Our experience with the Illinois High School Association has been one of frustration and growing aggravation. …

The rest of this article is only available to active members of Questia

Already a member? Log in now.

Notes for this article

Add a new note
If you are trying to select text to create highlights or citations, remember that you must now click or tap on the first word, and then click or tap on the last word.
One moment ...
Default project is now your active project.
Project items
Notes
Cite this article

Cited article

Style
Citations are available only to our active members.
Buy instant access to cite pages or passages in MLA 8, MLA 7, APA and Chicago citation styles.

(Einhorn, 1992, p. 25)

(Einhorn 25)

(Einhorn 25)

1. Lois J. Einhorn, Abraham Lincoln, the Orator: Penetrating the Lincoln Legend (Westport, CT: Greenwood Press, 1992), 25, http://www.questia.com/read/27419298.

Note: primary sources have slightly different requirements for citation. Please see these guidelines for more information.

Cited article

Responses from the Field
Settings

Settings

Typeface
Text size Smaller Larger Reset View mode
Search within

Search within this article

Look up

Look up a word

  • Dictionary
  • Thesaurus
Please submit a word or phrase above.
Print this page

Print this page

Why can't I print more than one page at a time?

Help
Full screen
Items saved from this article
  • Highlights & Notes
  • Citations
Some of your highlights are legacy items.

Highlights saved before July 30, 2012 will not be displayed on their respective source pages.

You can easily re-create the highlights by opening the book page or article, selecting the text, and clicking “Highlight.”

matching results for page

    Questia reader help

    How to highlight and cite specific passages

    1. Click or tap the first word you want to select.
    2. Click or tap the last word you want to select, and you’ll see everything in between get selected.
    3. You’ll then get a menu of options like creating a highlight or a citation from that passage of text.

    OK, got it!

    Cited passage

    Style
    Citations are available only to our active members.
    Buy instant access to cite pages or passages in MLA 8, MLA 7, APA and Chicago citation styles.

    "Portraying himself as an honest, ordinary person helped Lincoln identify with his audiences." (Einhorn, 1992, p. 25).

    "Portraying himself as an honest, ordinary person helped Lincoln identify with his audiences." (Einhorn 25)

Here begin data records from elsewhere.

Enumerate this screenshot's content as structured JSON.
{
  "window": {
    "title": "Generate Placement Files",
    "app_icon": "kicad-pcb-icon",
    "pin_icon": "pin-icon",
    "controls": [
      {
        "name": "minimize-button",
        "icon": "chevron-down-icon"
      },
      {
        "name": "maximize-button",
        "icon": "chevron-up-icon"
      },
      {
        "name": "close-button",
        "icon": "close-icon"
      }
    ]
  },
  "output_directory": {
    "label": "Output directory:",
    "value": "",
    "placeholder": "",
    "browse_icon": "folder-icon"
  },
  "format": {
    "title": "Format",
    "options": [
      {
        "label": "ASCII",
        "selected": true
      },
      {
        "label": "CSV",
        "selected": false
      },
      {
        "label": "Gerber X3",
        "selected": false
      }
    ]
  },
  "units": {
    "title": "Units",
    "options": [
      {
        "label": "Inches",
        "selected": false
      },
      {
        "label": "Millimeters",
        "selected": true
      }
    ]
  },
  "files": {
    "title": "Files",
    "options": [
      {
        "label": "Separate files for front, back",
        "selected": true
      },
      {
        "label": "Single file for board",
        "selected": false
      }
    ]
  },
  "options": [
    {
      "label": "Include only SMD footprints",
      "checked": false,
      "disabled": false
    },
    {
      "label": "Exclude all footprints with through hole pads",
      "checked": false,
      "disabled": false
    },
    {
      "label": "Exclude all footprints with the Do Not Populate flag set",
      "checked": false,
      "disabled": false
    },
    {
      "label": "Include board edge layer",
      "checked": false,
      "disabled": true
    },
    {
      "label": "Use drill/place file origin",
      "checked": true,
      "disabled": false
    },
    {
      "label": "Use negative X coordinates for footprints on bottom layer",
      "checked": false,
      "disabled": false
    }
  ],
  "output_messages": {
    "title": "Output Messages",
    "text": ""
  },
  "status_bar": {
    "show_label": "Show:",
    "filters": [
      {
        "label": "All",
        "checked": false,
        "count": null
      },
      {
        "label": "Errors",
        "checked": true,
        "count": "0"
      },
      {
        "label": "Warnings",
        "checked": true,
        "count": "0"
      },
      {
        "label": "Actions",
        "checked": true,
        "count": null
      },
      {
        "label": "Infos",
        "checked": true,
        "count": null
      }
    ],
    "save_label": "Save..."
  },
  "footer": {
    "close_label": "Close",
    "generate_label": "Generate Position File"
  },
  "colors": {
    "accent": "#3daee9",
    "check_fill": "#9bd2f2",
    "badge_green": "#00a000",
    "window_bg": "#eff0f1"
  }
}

    "Portraying himself as an honest, ordinary person helped Lincoln identify with his audiences." (Einhorn 25)

    "Portraying himself as an honest, ordinary person helped Lincoln identify with his audiences."1

    1. Lois J. Einhorn, Abraham Lincoln, the Orator: Penetrating the Lincoln Legend (Westport, CT: Greenwood Press, 1992), 25, http://www.questia.com/read/27419298.

    Cited passage

    Thanks for trying Questia!

    Please continue trying out our research tools, but please note, full functionality is available only to our active members.

    Your work will be lost once you leave this Web page.

    Buy instant access to save your work.

    Already a member? Log in now.

    Search by... Author
    Show... All Results Primary Sources Peer-reviewed

    Oops!

    An unknown error has occurred. Please click the button below to reload the page. If the problem persists, please try again in a little while.